Radiating from the heartland, "red" American gun values stretch to the Western bastions of libertarianism, the Southern comfort of conservatism, and the laissez-faire ethos of the rural Northeast, where New Hampshire residents "live free or die" and Vermonters allow anyone and his cousin to carry a concealed firearm, sans permit.

Despite the divisive nature of the great American gun debate, heath experts are advising physicians to broach the subject of gun safety with elderly patients, reminding them that they have the legal right to do so. Although gun safety advocates focus more on households with children, at least some evidence suggests that firearms in the home may pose lethal dangers to the elderly, wrote Marshall B. Kapp, a public health expert, on Monday in Annals of Internal Medicine.

"Even [elderly] individuals with memory impairment often have access to firearms, most of which are unlocked and with readily available ammunition," Kapp wrote. "Geriatric persons are more likely than younger people to suffer self-inflicted — either accidental or intentional — gunshot wounds, especially to the head."

Aside from the risk of accidental discharge inherent with any gun ownership, elderly men and women alike are most likely to commit suicide by using firearms. "To safeguard these persons as well as the rest of the population, a public health approach to preventing gun violence, with physician engagement as a central element, is essential."

In seeking to dispel any perceived "chilling effect" on discussing gun safety with patients, Kapp goes so far as to remind physicians that no federal law proscribes such conversations, including the Patient Protection and Accountability Act of 1996, nor do any state laws seek to restrict a doctor's First Amendment right to broach a subject many consider verboten.

"Some physicians may be deterred by a concern about patient autonomy [but] issues of safety must be balanced against the rights and freedoms of the individual and the possibility of discrimination against older people should be considered, especially when the Second Amendment is involved," Kapp wrote. "However, deferring to a patient's autonomous choices only makes sense when that patient is capable of making decisions, and some geriatric patients with unsecured firearms in the home are not autonomous decision makers."

Conditions that may affect a patient's autonomy with regard to gun safety may include physical and mental decline characterized by dementia, delusions and memory disorders, depression, and problems with vision and hearing.
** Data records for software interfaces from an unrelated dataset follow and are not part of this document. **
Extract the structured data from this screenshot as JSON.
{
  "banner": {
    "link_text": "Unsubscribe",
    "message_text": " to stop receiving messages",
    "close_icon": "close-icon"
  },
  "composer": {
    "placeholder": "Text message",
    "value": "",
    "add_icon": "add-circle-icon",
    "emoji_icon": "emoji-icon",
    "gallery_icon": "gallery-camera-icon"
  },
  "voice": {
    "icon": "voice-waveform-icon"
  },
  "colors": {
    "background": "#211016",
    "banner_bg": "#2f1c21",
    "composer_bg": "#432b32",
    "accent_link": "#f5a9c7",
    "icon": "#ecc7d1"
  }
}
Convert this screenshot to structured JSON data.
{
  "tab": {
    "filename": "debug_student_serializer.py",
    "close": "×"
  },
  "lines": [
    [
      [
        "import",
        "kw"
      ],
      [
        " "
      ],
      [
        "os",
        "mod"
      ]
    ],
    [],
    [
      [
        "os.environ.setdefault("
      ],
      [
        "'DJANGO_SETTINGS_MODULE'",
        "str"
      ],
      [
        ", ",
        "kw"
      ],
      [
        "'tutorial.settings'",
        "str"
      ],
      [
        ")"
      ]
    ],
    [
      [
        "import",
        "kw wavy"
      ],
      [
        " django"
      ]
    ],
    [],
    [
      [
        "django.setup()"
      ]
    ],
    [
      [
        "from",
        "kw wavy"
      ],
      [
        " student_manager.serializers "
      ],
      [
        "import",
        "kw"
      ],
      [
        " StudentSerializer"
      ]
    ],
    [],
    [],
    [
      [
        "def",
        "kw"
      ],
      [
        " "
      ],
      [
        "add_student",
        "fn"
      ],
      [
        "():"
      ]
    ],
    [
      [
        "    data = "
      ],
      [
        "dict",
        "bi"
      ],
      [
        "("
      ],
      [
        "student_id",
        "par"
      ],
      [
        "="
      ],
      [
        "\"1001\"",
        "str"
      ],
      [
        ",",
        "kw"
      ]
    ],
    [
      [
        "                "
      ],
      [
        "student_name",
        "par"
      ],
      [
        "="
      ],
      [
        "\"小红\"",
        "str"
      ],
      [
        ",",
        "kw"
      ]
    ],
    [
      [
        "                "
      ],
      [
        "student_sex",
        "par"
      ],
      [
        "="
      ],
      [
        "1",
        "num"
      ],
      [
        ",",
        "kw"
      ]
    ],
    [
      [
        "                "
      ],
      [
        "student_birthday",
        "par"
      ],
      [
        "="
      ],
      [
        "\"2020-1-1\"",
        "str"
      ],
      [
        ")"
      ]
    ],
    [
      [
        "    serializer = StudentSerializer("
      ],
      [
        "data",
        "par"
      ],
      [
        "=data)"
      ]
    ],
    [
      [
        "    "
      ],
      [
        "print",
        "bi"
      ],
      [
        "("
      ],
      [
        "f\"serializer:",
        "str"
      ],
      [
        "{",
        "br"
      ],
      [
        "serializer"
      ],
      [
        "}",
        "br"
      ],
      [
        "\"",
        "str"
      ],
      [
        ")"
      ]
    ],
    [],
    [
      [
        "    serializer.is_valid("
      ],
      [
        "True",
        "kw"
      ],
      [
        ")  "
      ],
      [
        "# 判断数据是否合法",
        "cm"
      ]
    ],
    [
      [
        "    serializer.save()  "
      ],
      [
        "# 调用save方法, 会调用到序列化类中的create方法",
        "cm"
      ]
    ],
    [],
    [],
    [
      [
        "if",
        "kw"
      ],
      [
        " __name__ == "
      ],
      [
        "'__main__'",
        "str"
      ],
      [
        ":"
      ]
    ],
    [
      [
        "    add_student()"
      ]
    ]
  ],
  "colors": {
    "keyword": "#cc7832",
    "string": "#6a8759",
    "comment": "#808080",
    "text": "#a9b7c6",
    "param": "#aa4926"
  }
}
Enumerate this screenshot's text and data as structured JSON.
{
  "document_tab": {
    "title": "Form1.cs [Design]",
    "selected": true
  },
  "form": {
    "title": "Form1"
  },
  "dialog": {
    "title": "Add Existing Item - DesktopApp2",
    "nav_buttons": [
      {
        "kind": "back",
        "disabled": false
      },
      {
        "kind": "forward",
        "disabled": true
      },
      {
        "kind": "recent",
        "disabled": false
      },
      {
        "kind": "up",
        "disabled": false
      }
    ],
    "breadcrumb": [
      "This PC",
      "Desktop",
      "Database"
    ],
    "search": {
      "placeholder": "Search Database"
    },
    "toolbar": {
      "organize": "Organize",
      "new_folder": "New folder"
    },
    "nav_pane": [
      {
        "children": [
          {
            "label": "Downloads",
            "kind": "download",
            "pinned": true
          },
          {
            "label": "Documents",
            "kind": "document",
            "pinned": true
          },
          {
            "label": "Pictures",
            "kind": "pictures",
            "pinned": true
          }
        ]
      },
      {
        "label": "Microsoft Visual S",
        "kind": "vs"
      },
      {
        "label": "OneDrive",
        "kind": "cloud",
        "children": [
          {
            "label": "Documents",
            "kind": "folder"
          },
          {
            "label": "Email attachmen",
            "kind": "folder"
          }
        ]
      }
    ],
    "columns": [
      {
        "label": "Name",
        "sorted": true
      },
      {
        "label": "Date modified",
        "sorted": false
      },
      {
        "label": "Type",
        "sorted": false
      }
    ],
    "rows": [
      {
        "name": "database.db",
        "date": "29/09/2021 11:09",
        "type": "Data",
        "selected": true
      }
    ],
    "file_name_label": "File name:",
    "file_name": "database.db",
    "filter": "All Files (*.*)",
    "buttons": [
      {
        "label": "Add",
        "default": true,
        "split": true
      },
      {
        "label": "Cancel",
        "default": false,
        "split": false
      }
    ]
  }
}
Although gun rights advocates may oppose such inquiries in a clinical setting, Kapp likens the conversation to interventions made routinely with regard to life skills, such as the decision to stop driving or cooking.

In the event that family members refuse to intervene when patients may be endangered, Kapp suggests intervention by the state adult protective services agency. "When the reasonably foreseeable risks are substantial and the family is uncooperative, the danger may be categorized as a form of adult abuse or neglect," he wrote. "In every state, physicians have either a mandatory or permissive responsibility to report suspected danger."
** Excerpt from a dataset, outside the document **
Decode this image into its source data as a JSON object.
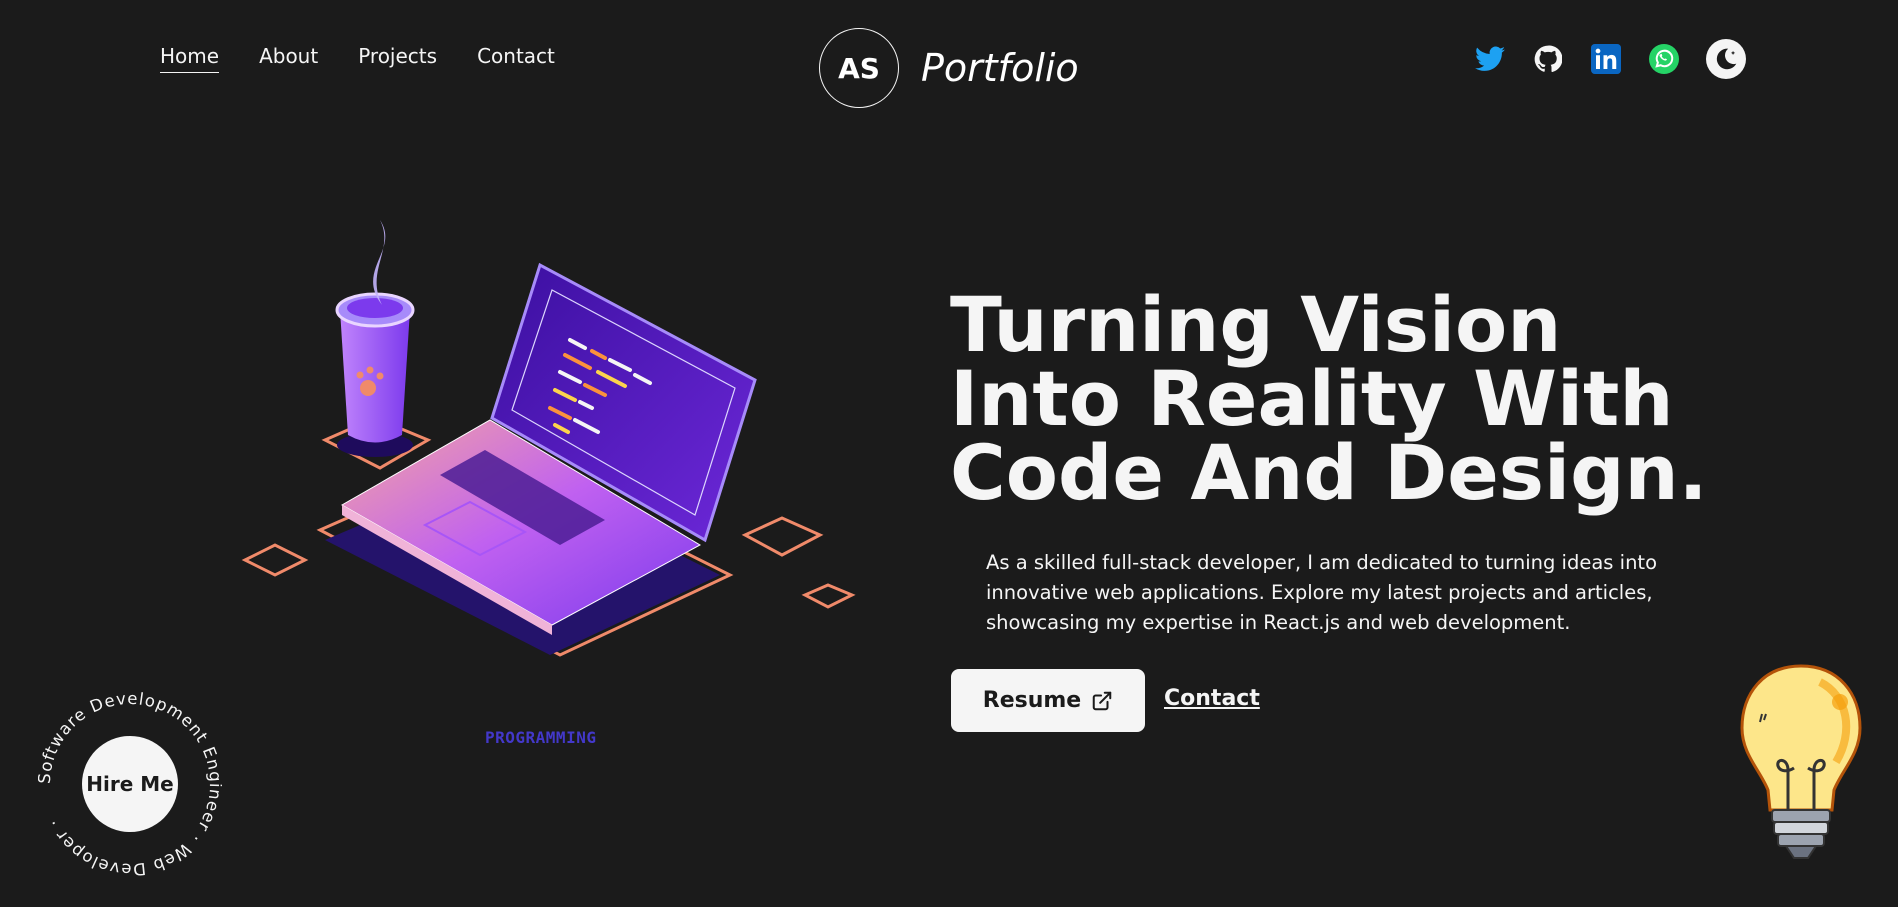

Experts on geriatric psychology say the mere presence of a handgun in the home significantly increases the chances of suicide for men over the age of 50, with elderly white men most at danger of suicide by gun.
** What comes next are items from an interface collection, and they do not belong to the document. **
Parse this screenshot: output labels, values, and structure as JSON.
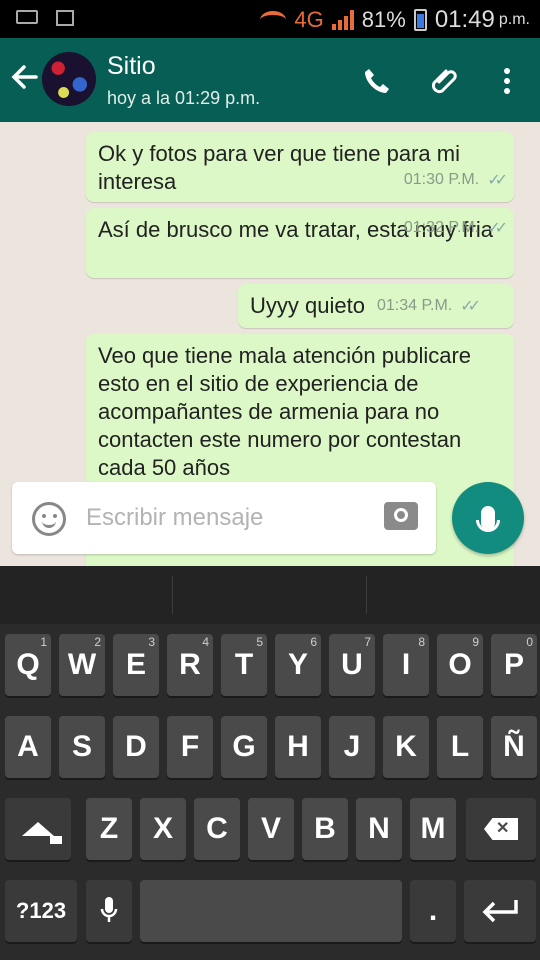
{
  "status_bar": {
    "network": "4G",
    "battery": "81%",
    "time": "01:49",
    "period": "p.m."
  },
  "header": {
    "contact_name": "Sitio",
    "last_seen": "hoy a la 01:29 p.m.",
    "icons": [
      "back-arrow-icon",
      "phone-icon",
      "attach-icon",
      "more-icon"
    ]
  },
  "messages": [
    {
      "text": "Ok y fotos para ver que tiene para mi interesa",
      "time": "01:30 P.M.",
      "status": "read"
    },
    {
      "text": "Así de brusco me va tratar, esta muy fria",
      "time": "01:32 P.M.",
      "status": "read"
    },
    {
      "text": "Uyyy quieto",
      "time": "01:34 P.M.",
      "status": "read"
    },
    {
      "text": "Veo que tiene mala atención publicare esto en el sitio de experiencia de acompañantes de armenia para no contacten este numero por contestan cada 50  años",
      "time": "",
      "status": ""
    }
  ],
  "composer": {
    "placeholder": "Escribir mensaje"
  },
  "keyboard": {
    "row1": [
      {
        "label": "Q",
        "hint": "1"
      },
      {
        "label": "W",
        "hint": "2"
      },
      {
        "label": "E",
        "hint": "3"
      },
      {
        "label": "R",
        "hint": "4"
      },
      {
        "label": "T",
        "hint": "5"
      },
      {
        "label": "Y",
        "hint": "6"
      },
      {
        "label": "U",
        "hint": "7"
      },
      {
        "label": "I",
        "hint": "8"
      },
      {
        "label": "O",
        "hint": "9"
      },
      {
        "label": "P",
        "hint": "0"
      }
    ],
    "row2": [
      "A",
      "S",
      "D",
      "F",
      "G",
      "H",
      "J",
      "K",
      "L",
      "Ñ"
    ],
    "row3": [
      "Z",
      "X",
      "C",
      "V",
      "B",
      "N",
      "M"
    ],
    "symbols_label": "?123",
    "period_label": "."
  },
  "colors": {
    "header": "#075e54",
    "outgoing_bubble": "#dcf8c6",
    "mic_button": "#128c7e",
    "network_accent": "#e86b3a"
  }
}
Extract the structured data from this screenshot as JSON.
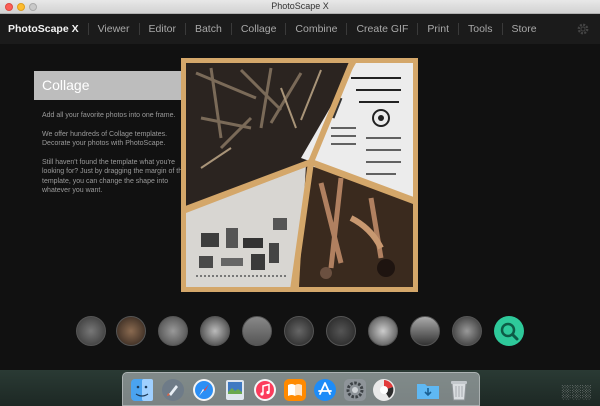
{
  "window": {
    "title": "PhotoScape X"
  },
  "menu": {
    "brand": "PhotoScape X",
    "items": [
      "Viewer",
      "Editor",
      "Batch",
      "Collage",
      "Combine",
      "Create GIF",
      "Print",
      "Tools",
      "Store"
    ]
  },
  "section": {
    "title": "Collage",
    "paragraphs": [
      "Add all your favorite photos into one frame.",
      "We offer hundreds of Collage templates. Decorate your photos with PhotoScape.",
      "Still haven't found the template what you're looking for? Just by dragging the margin of the template, you can change the shape into whatever you want."
    ]
  },
  "thumbnails": [
    "thumb-1",
    "thumb-2",
    "thumb-3",
    "thumb-4",
    "thumb-5",
    "thumb-6",
    "thumb-7",
    "thumb-8",
    "thumb-9",
    "thumb-10"
  ],
  "dock": [
    "finder-icon",
    "launchpad-icon",
    "safari-icon",
    "preview-icon",
    "itunes-icon",
    "ibooks-icon",
    "app-store-icon",
    "system-preferences-icon",
    "photoscape-icon",
    "downloads-folder-icon",
    "trash-icon"
  ],
  "watermark": "░░░",
  "colors": {
    "accent": "#2ec99a",
    "frame": "#d4a76a"
  }
}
Source: Kapp MB. Geriatric Patients, Firearms, And Physicians. Annals Of Internal Medicine. 2013.